- TASK TO CARRY OUT: Print out the data that follows exactly, character for character, apart from the pictures.
== == ==
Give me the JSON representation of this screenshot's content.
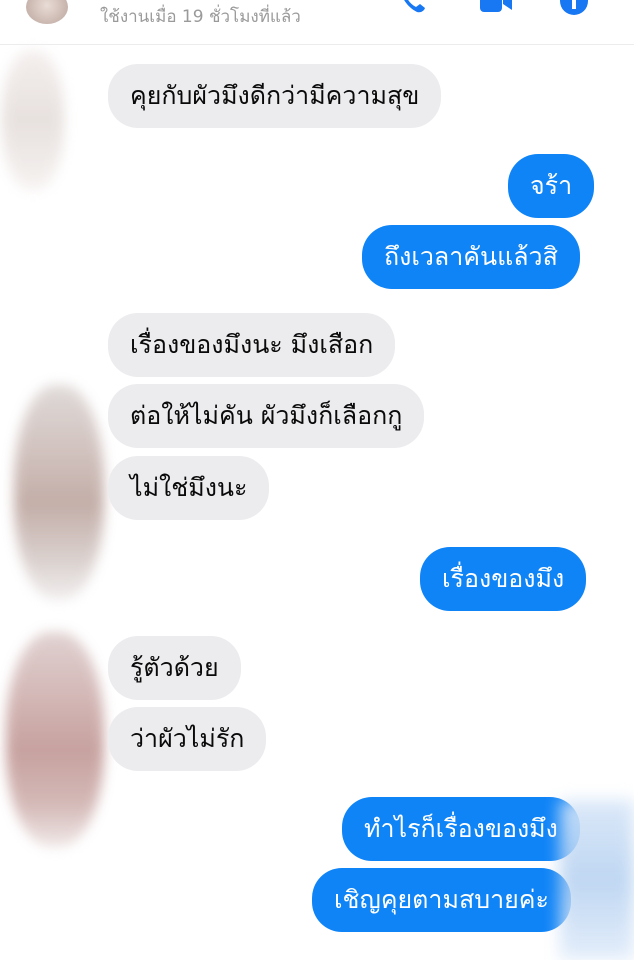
{
  "header": {
    "status": "ใช้งานเมื่อ 19 ชั่วโมงที่แล้ว",
    "icons": [
      "phone-icon",
      "video-call-icon",
      "info-icon"
    ]
  },
  "colors": {
    "accent": "#0f84f7",
    "incoming_bubble": "#ececef",
    "header_icon": "#1877f2"
  },
  "messages": [
    {
      "direction": "incoming",
      "text": "คุยกับผัวมึงดีกว่ามีความสุข"
    },
    {
      "direction": "outgoing",
      "text": "จร้า"
    },
    {
      "direction": "outgoing",
      "text": "ถึงเวลาคันแล้วสิ"
    },
    {
      "direction": "incoming",
      "text": "เรื่องของมึงนะ มึงเสือก"
    },
    {
      "direction": "incoming",
      "text": "ต่อให้ไม่คัน ผัวมึงก็เลือกกู"
    },
    {
      "direction": "incoming",
      "text": "ไม่ใช่มึงนะ"
    },
    {
      "direction": "outgoing",
      "text": "เรื่องของมึง"
    },
    {
      "direction": "incoming",
      "text": "รู้ตัวด้วย"
    },
    {
      "direction": "incoming",
      "text": "ว่าผัวไม่รัก"
    },
    {
      "direction": "outgoing",
      "text": "ทำไรก็เรื่องของมึง"
    },
    {
      "direction": "outgoing",
      "text": "เชิญคุยตามสบายค่ะ"
    }
  ]
}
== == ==
- RESPONSE FOR THIS EXERCISE:
Give me the JSON representation of this screenshot's content.
{
  "header": {
    "status": "ใช้งานเมื่อ 19 ชั่วโมงที่แล้ว",
    "icons": [
      "phone-icon",
      "video-call-icon",
      "info-icon"
    ]
  },
  "colors": {
    "accent": "#0f84f7",
    "incoming_bubble": "#ececef",
    "header_icon": "#1877f2"
  },
  "messages": [
    {
      "direction": "incoming",
      "text": "คุยกับผัวมึงดีกว่ามีความสุข"
    },
    {
      "direction": "outgoing",
      "text": "จร้า"
    },
    {
      "direction": "outgoing",
      "text": "ถึงเวลาคันแล้วสิ"
    },
    {
      "direction": "incoming",
      "text": "เรื่องของมึงนะ มึงเสือก"
    },
    {
      "direction": "incoming",
      "text": "ต่อให้ไม่คัน ผัวมึงก็เลือกกู"
    },
    {
      "direction": "incoming",
      "text": "ไม่ใช่มึงนะ"
    },
    {
      "direction": "outgoing",
      "text": "เรื่องของมึง"
    },
    {
      "direction": "incoming",
      "text": "รู้ตัวด้วย"
    },
    {
      "direction": "incoming",
      "text": "ว่าผัวไม่รัก"
    },
    {
      "direction": "outgoing",
      "text": "ทำไรก็เรื่องของมึง"
    },
    {
      "direction": "outgoing",
      "text": "เชิญคุยตามสบายค่ะ"
    }
  ]
}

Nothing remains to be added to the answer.